━━ Exercise material
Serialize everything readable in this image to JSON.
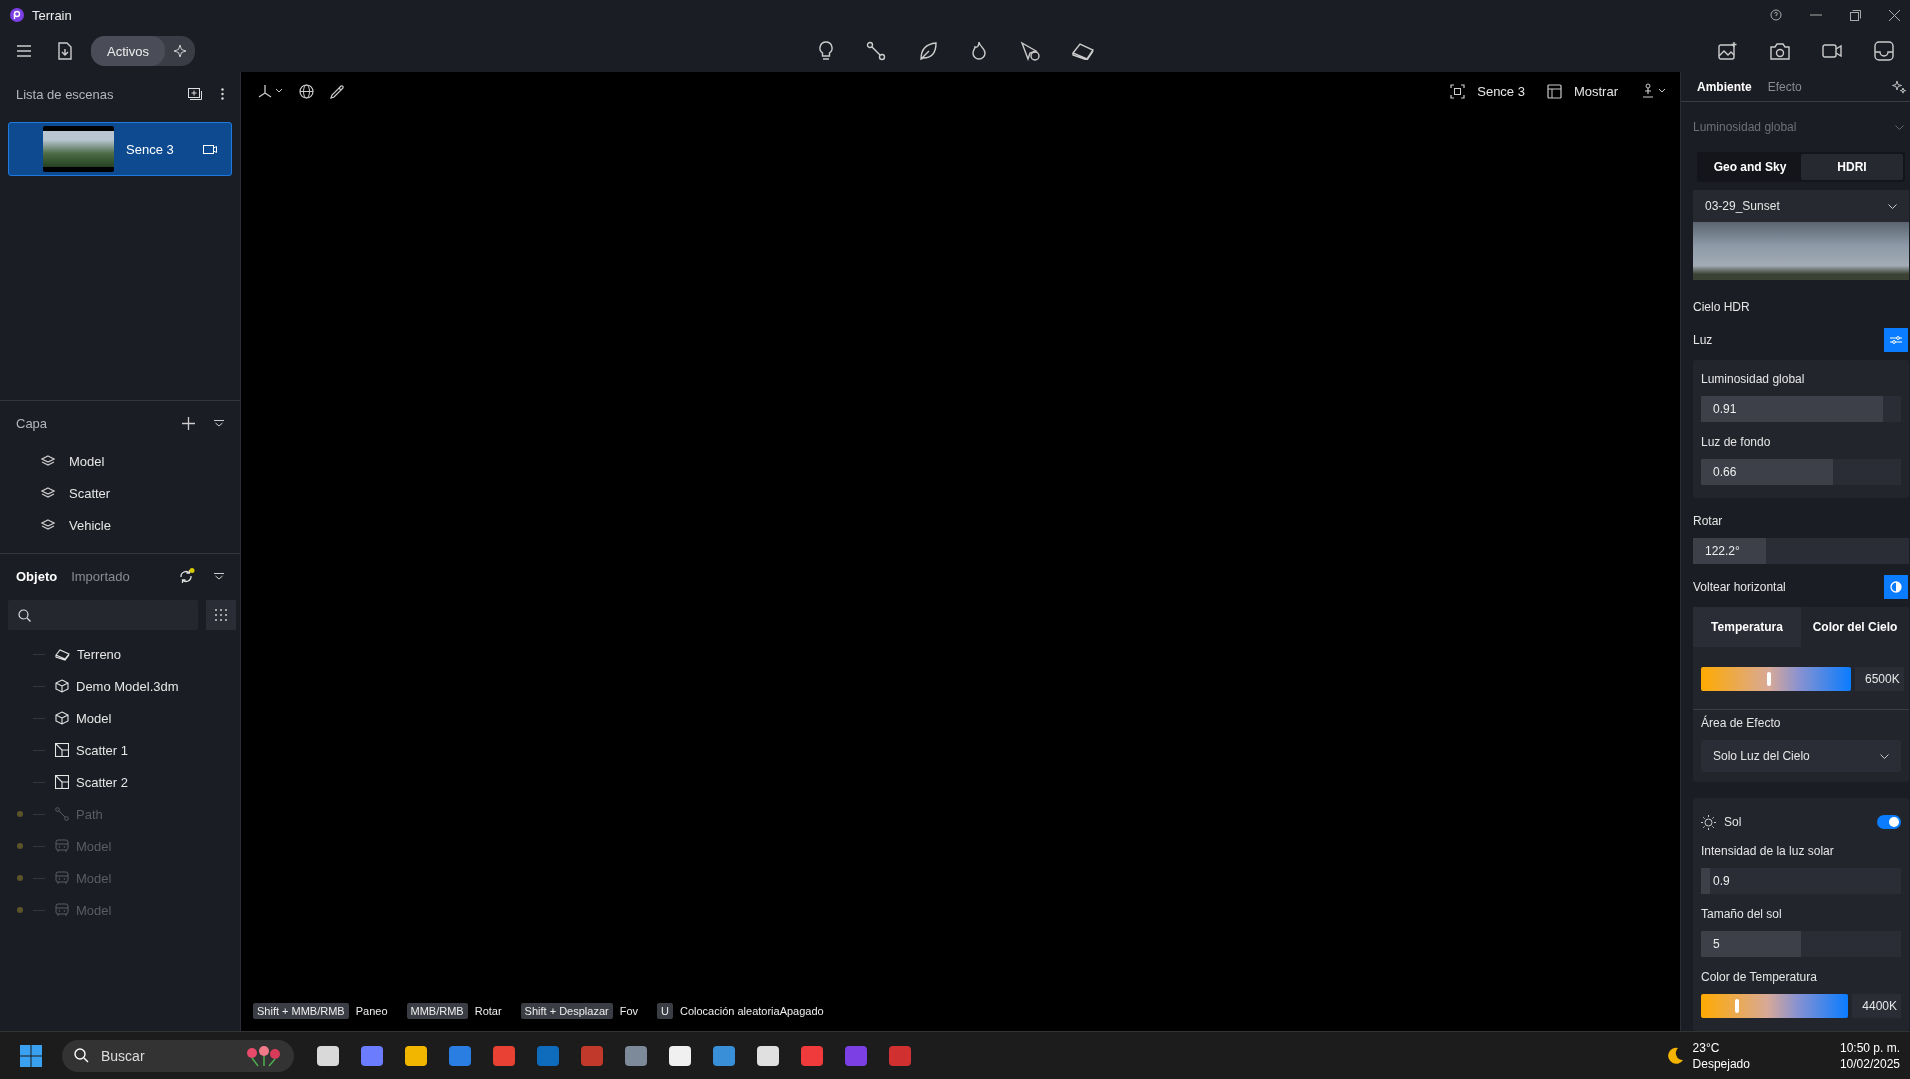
{
  "window": {
    "title": "Terrain"
  },
  "toolbar": {
    "assets_button": "Activos"
  },
  "scene_list": {
    "title": "Lista de escenas",
    "scenes": [
      {
        "name": "Sence 3",
        "selected": true
      }
    ]
  },
  "layers": {
    "title": "Capa",
    "items": [
      "Model",
      "Scatter",
      "Vehicle"
    ]
  },
  "objects": {
    "tabs": [
      {
        "label": "Objeto",
        "selected": true
      },
      {
        "label": "Importado",
        "selected": false
      }
    ],
    "items": [
      {
        "name": "Terreno",
        "kind": "terrain",
        "disabled": false
      },
      {
        "name": "Demo Model.3dm",
        "kind": "model",
        "disabled": false
      },
      {
        "name": "Model",
        "kind": "model",
        "disabled": false
      },
      {
        "name": "Scatter 1",
        "kind": "scatter",
        "disabled": false
      },
      {
        "name": "Scatter 2",
        "kind": "scatter",
        "disabled": false
      },
      {
        "name": "Path",
        "kind": "path",
        "disabled": true
      },
      {
        "name": "Model",
        "kind": "vehicle",
        "disabled": true
      },
      {
        "name": "Model",
        "kind": "vehicle",
        "disabled": true
      },
      {
        "name": "Model",
        "kind": "vehicle",
        "disabled": true
      }
    ]
  },
  "viewport": {
    "scene_label": "Sence 3",
    "show_button": "Mostrar",
    "hints": [
      {
        "key": "Shift + MMB/RMB",
        "label": "Paneo"
      },
      {
        "key": "MMB/RMB",
        "label": "Rotar"
      },
      {
        "key": "Shift + Desplazar",
        "label": "Fov"
      },
      {
        "key": "U",
        "label": "Colocación aleatoriaApagado"
      }
    ]
  },
  "properties": {
    "tabs": [
      {
        "label": "Ambiente",
        "selected": true
      },
      {
        "label": "Efecto",
        "selected": false
      }
    ],
    "section_title": "Luminosidad global",
    "sky_modes": [
      {
        "label": "Geo and Sky",
        "selected": false
      },
      {
        "label": "HDRI",
        "selected": true
      }
    ],
    "hdri_preset": "03-29_Sunset",
    "hdri_label": "Cielo HDR",
    "light_label": "Luz",
    "light_adjust_on": true,
    "light_sliders": [
      {
        "label": "Luminosidad global",
        "value": "0.91",
        "level": 0.91
      },
      {
        "label": "Luz de fondo",
        "value": "0.66",
        "level": 0.66
      }
    ],
    "rotate": {
      "label": "Rotar",
      "value": "122.2°",
      "level": 0.34
    },
    "flip": {
      "label": "Voltear horizontal",
      "on": true
    },
    "color_tabs": [
      {
        "label": "Temperatura",
        "selected": true
      },
      {
        "label": "Color del Cielo",
        "selected": false
      }
    ],
    "sky_temperature": {
      "level": 0.45,
      "reading": "6500K"
    },
    "effect_area": {
      "label": "Área de Efecto",
      "value": "Solo Luz del Cielo"
    },
    "sun": {
      "label": "Sol",
      "on": true,
      "sliders": [
        {
          "label": "Intensidad de la luz solar",
          "value": "0.9",
          "level": 0.045
        },
        {
          "label": "Tamaño del sol",
          "value": "5",
          "level": 0.5
        }
      ],
      "temperature": {
        "label": "Color de Temperatura",
        "level": 0.244,
        "reading": "4400K"
      }
    }
  },
  "taskbar": {
    "search_placeholder": "Buscar",
    "weather": {
      "temperature": "23°C",
      "condition": "Despejado"
    },
    "time": "10:50 p. m.",
    "date": "10/02/2025"
  }
}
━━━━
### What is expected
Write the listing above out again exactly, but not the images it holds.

### Result for this exercise
Serialize everything readable in this image to JSON.
{
  "window": {
    "title": "Terrain"
  },
  "toolbar": {
    "assets_button": "Activos"
  },
  "scene_list": {
    "title": "Lista de escenas",
    "scenes": [
      {
        "name": "Sence 3",
        "selected": true
      }
    ]
  },
  "layers": {
    "title": "Capa",
    "items": [
      "Model",
      "Scatter",
      "Vehicle"
    ]
  },
  "objects": {
    "tabs": [
      {
        "label": "Objeto",
        "selected": true
      },
      {
        "label": "Importado",
        "selected": false
      }
    ],
    "items": [
      {
        "name": "Terreno",
        "kind": "terrain",
        "disabled": false
      },
      {
        "name": "Demo Model.3dm",
        "kind": "model",
        "disabled": false
      },
      {
        "name": "Model",
        "kind": "model",
        "disabled": false
      },
      {
        "name": "Scatter 1",
        "kind": "scatter",
        "disabled": false
      },
      {
        "name": "Scatter 2",
        "kind": "scatter",
        "disabled": false
      },
      {
        "name": "Path",
        "kind": "path",
        "disabled": true
      },
      {
        "name": "Model",
        "kind": "vehicle",
        "disabled": true
      },
      {
        "name": "Model",
        "kind": "vehicle",
        "disabled": true
      },
      {
        "name": "Model",
        "kind": "vehicle",
        "disabled": true
      }
    ]
  },
  "viewport": {
    "scene_label": "Sence 3",
    "show_button": "Mostrar",
    "hints": [
      {
        "key": "Shift + MMB/RMB",
        "label": "Paneo"
      },
      {
        "key": "MMB/RMB",
        "label": "Rotar"
      },
      {
        "key": "Shift + Desplazar",
        "label": "Fov"
      },
      {
        "key": "U",
        "label": "Colocación aleatoriaApagado"
      }
    ]
  },
  "properties": {
    "tabs": [
      {
        "label": "Ambiente",
        "selected": true
      },
      {
        "label": "Efecto",
        "selected": false
      }
    ],
    "section_title": "Luminosidad global",
    "sky_modes": [
      {
        "label": "Geo and Sky",
        "selected": false
      },
      {
        "label": "HDRI",
        "selected": true
      }
    ],
    "hdri_preset": "03-29_Sunset",
    "hdri_label": "Cielo HDR",
    "light_label": "Luz",
    "light_adjust_on": true,
    "light_sliders": [
      {
        "label": "Luminosidad global",
        "value": "0.91",
        "level": 0.91
      },
      {
        "label": "Luz de fondo",
        "value": "0.66",
        "level": 0.66
      }
    ],
    "rotate": {
      "label": "Rotar",
      "value": "122.2°",
      "level": 0.34
    },
    "flip": {
      "label": "Voltear horizontal",
      "on": true
    },
    "color_tabs": [
      {
        "label": "Temperatura",
        "selected": true
      },
      {
        "label": "Color del Cielo",
        "selected": false
      }
    ],
    "sky_temperature": {
      "level": 0.45,
      "reading": "6500K"
    },
    "effect_area": {
      "label": "Área de Efecto",
      "value": "Solo Luz del Cielo"
    },
    "sun": {
      "label": "Sol",
      "on": true,
      "sliders": [
        {
          "label": "Intensidad de la luz solar",
          "value": "0.9",
          "level": 0.045
        },
        {
          "label": "Tamaño del sol",
          "value": "5",
          "level": 0.5
        }
      ],
      "temperature": {
        "label": "Color de Temperatura",
        "level": 0.244,
        "reading": "4400K"
      }
    }
  },
  "taskbar": {
    "search_placeholder": "Buscar",
    "weather": {
      "temperature": "23°C",
      "condition": "Despejado"
    },
    "time": "10:50 p. m.",
    "date": "10/02/2025"
  }
}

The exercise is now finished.